**What is expected:** Exact reproduction of the data is required, with images excluded.

Top of Data for this task

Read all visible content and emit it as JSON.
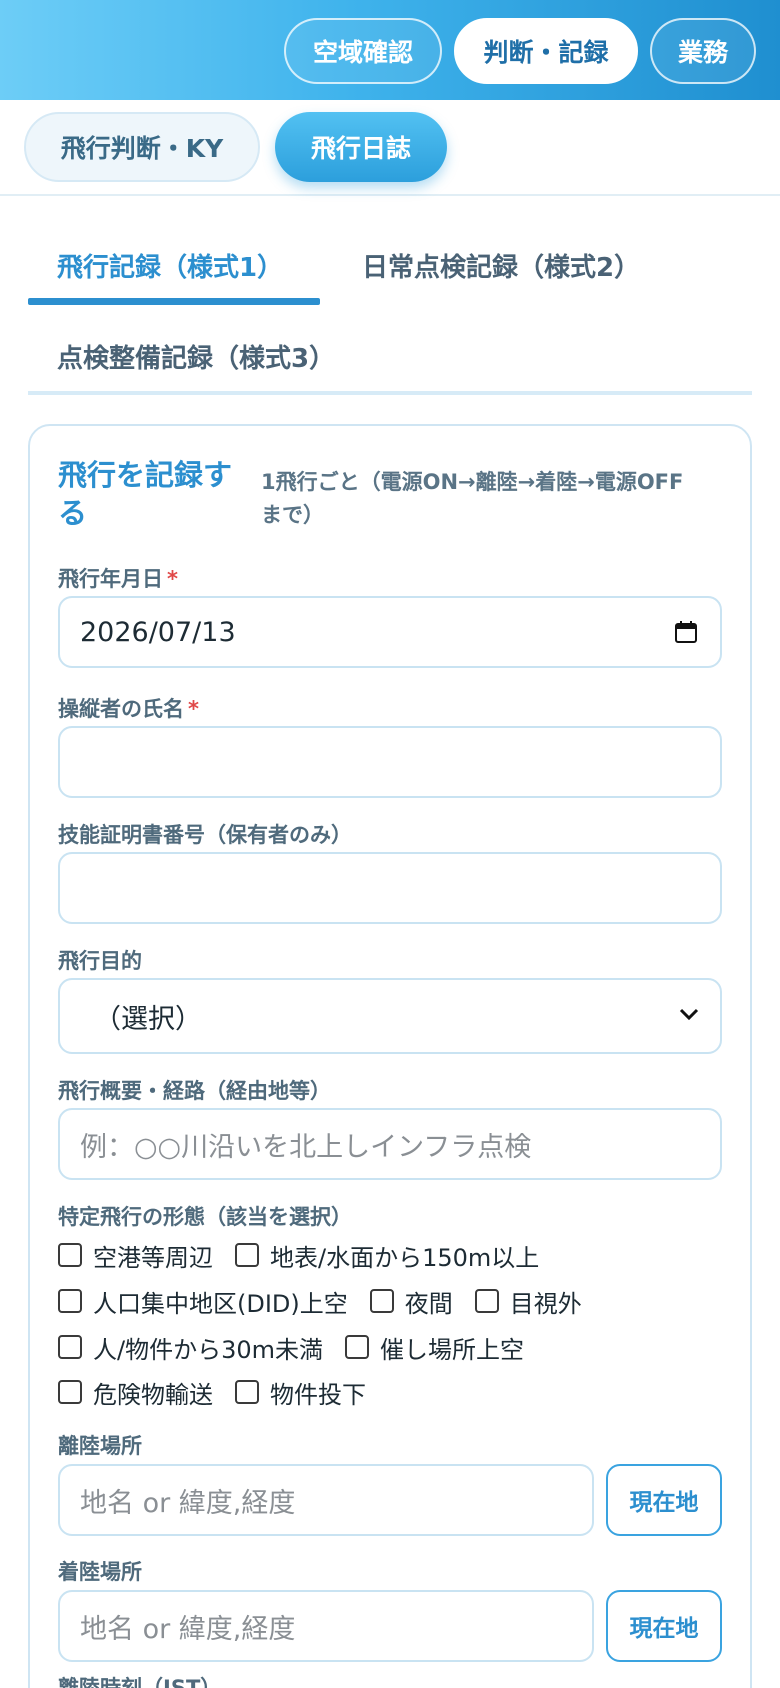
{
  "header": {
    "nav": [
      "空域確認",
      "判断・記録",
      "業務"
    ],
    "active_index": 1
  },
  "subnav": {
    "tabs": [
      "飛行判断・KY",
      "飛行日誌"
    ],
    "active_index": 1
  },
  "record_tabs": {
    "tabs": [
      "飛行記録（様式1）",
      "日常点検記録（様式2）",
      "点検整備記録（様式3）"
    ],
    "active_index": 0
  },
  "form": {
    "title": "飛行を記録する",
    "subtitle": "1飛行ごと（電源ON→離陸→着陸→電源OFFまで）",
    "flight_date": {
      "label": "飛行年月日",
      "value": "2026/07/13",
      "required": true
    },
    "pilot_name": {
      "label": "操縦者の氏名",
      "value": "",
      "required": true
    },
    "license_no": {
      "label": "技能証明書番号（保有者のみ）",
      "value": ""
    },
    "purpose": {
      "label": "飛行目的",
      "selected": "（選択）"
    },
    "route": {
      "label": "飛行概要・経路（経由地等）",
      "placeholder": "例：○○川沿いを北上しインフラ点検"
    },
    "specific_flight": {
      "label": "特定飛行の形態（該当を選択）",
      "options": [
        "空港等周辺",
        "地表/水面から150m以上",
        "人口集中地区(DID)上空",
        "夜間",
        "目視外",
        "人/物件から30m未満",
        "催し場所上空",
        "危険物輸送",
        "物件投下"
      ]
    },
    "takeoff": {
      "label": "離陸場所",
      "placeholder": "地名 or 緯度,経度",
      "button": "現在地"
    },
    "landing": {
      "label": "着陸場所",
      "placeholder": "地名 or 緯度,経度",
      "button": "現在地"
    },
    "next_label": "離陸時刻（JST）"
  },
  "colors": {
    "accent": "#2c8fcf",
    "required": "#e04848",
    "border": "#c9e3f2"
  }
}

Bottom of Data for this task

**Response for this exercise:**
Read all visible content and emit it as JSON.
{
  "header": {
    "nav": [
      "空域確認",
      "判断・記録",
      "業務"
    ],
    "active_index": 1
  },
  "subnav": {
    "tabs": [
      "飛行判断・KY",
      "飛行日誌"
    ],
    "active_index": 1
  },
  "record_tabs": {
    "tabs": [
      "飛行記録（様式1）",
      "日常点検記録（様式2）",
      "点検整備記録（様式3）"
    ],
    "active_index": 0
  },
  "form": {
    "title": "飛行を記録する",
    "subtitle": "1飛行ごと（電源ON→離陸→着陸→電源OFFまで）",
    "flight_date": {
      "label": "飛行年月日",
      "value": "2026/07/13",
      "required": true
    },
    "pilot_name": {
      "label": "操縦者の氏名",
      "value": "",
      "required": true
    },
    "license_no": {
      "label": "技能証明書番号（保有者のみ）",
      "value": ""
    },
    "purpose": {
      "label": "飛行目的",
      "selected": "（選択）"
    },
    "route": {
      "label": "飛行概要・経路（経由地等）",
      "placeholder": "例：○○川沿いを北上しインフラ点検"
    },
    "specific_flight": {
      "label": "特定飛行の形態（該当を選択）",
      "options": [
        "空港等周辺",
        "地表/水面から150m以上",
        "人口集中地区(DID)上空",
        "夜間",
        "目視外",
        "人/物件から30m未満",
        "催し場所上空",
        "危険物輸送",
        "物件投下"
      ]
    },
    "takeoff": {
      "label": "離陸場所",
      "placeholder": "地名 or 緯度,経度",
      "button": "現在地"
    },
    "landing": {
      "label": "着陸場所",
      "placeholder": "地名 or 緯度,経度",
      "button": "現在地"
    },
    "next_label": "離陸時刻（JST）"
  },
  "colors": {
    "accent": "#2c8fcf",
    "required": "#e04848",
    "border": "#c9e3f2"
  }
}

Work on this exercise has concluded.